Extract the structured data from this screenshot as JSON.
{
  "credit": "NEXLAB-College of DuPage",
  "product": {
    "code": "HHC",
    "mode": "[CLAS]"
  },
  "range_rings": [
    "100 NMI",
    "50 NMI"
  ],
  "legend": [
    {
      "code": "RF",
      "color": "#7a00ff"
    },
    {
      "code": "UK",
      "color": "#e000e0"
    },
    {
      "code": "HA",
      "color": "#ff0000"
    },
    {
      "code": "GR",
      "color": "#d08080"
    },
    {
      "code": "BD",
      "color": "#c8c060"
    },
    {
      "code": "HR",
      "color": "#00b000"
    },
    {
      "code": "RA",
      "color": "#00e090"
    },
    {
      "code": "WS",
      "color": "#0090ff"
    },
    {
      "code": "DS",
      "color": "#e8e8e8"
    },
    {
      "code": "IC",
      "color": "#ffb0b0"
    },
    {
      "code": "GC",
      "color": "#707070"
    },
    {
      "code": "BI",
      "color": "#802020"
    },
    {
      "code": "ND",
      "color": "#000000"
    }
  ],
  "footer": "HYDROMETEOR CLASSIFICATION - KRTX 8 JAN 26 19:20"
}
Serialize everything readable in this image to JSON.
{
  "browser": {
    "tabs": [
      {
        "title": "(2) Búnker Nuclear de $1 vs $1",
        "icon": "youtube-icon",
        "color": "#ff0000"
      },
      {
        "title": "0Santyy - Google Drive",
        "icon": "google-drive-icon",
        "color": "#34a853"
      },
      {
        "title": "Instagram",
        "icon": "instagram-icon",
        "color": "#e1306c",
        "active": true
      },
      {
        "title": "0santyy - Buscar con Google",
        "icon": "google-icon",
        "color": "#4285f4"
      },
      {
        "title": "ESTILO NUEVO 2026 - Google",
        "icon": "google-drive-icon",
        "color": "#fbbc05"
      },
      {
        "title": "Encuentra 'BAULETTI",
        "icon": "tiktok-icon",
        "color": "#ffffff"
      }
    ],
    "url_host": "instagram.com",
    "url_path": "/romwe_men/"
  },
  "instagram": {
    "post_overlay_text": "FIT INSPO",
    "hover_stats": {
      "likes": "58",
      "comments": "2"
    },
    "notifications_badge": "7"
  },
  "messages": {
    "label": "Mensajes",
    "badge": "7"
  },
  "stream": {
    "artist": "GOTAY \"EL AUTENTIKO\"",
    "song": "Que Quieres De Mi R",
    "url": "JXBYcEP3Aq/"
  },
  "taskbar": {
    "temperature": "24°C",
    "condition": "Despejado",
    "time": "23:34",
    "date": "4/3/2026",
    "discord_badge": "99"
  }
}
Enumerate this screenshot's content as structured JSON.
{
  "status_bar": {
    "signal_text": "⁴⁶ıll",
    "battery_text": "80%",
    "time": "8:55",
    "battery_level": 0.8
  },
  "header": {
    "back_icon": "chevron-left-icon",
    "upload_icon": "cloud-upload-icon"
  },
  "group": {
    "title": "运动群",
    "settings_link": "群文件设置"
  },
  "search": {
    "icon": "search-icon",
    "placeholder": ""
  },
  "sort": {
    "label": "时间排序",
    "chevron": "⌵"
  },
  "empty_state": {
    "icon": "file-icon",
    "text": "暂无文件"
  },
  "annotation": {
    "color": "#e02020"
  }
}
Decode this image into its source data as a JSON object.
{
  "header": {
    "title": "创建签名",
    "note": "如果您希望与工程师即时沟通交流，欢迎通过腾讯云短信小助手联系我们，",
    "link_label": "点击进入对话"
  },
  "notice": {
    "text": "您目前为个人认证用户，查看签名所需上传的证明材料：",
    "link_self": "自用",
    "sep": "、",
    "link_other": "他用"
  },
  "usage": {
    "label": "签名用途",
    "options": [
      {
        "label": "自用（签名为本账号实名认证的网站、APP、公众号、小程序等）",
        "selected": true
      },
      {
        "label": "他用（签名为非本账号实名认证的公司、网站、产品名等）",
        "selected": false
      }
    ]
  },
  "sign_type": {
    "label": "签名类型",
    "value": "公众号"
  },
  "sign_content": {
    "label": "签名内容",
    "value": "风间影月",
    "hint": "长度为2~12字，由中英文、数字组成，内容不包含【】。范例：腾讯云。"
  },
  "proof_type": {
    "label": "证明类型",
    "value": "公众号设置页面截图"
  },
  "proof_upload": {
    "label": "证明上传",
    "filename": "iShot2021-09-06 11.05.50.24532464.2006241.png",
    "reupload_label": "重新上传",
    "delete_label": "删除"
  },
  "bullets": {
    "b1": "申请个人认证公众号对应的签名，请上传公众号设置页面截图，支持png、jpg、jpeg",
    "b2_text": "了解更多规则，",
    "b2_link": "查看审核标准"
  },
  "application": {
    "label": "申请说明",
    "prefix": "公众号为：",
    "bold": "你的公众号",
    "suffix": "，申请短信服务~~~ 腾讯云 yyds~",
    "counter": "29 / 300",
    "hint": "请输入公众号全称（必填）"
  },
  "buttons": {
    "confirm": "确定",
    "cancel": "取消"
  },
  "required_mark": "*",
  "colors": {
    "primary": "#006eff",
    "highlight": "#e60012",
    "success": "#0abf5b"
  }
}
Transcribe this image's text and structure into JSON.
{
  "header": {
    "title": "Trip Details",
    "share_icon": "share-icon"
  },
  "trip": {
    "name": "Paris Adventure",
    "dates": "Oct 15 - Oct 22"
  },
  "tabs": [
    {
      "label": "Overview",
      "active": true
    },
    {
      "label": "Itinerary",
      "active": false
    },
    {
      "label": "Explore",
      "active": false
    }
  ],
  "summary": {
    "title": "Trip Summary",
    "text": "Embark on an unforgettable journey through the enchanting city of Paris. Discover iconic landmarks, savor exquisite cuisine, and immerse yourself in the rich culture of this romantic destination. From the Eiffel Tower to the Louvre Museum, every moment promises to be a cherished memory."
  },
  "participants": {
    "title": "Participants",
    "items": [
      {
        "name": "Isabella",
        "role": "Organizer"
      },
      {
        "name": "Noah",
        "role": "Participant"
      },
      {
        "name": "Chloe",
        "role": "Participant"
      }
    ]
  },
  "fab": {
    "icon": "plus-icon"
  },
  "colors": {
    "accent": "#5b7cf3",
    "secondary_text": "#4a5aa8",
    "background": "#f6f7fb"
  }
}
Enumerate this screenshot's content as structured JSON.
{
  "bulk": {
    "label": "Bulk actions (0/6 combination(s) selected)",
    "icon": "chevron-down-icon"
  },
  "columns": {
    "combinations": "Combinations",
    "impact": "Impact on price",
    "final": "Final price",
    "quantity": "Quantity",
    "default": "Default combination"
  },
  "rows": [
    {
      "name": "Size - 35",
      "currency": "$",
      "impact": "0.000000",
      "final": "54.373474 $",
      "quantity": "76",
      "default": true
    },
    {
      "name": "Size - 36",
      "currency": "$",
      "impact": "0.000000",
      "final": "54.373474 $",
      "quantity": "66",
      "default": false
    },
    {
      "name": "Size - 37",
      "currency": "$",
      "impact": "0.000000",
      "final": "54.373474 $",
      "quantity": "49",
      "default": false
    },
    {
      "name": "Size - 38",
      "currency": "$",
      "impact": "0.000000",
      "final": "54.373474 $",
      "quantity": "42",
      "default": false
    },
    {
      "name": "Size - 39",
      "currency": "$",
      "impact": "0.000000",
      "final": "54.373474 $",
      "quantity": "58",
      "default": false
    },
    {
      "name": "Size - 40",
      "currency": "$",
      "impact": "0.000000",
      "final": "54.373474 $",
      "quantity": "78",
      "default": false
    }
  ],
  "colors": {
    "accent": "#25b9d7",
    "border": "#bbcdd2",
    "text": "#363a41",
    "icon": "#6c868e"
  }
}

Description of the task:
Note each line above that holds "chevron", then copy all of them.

Reply to the task:
    "back_icon": "chevron-left-icon",
    "chevron": "⌵"
    "icon": "chevron-down-icon"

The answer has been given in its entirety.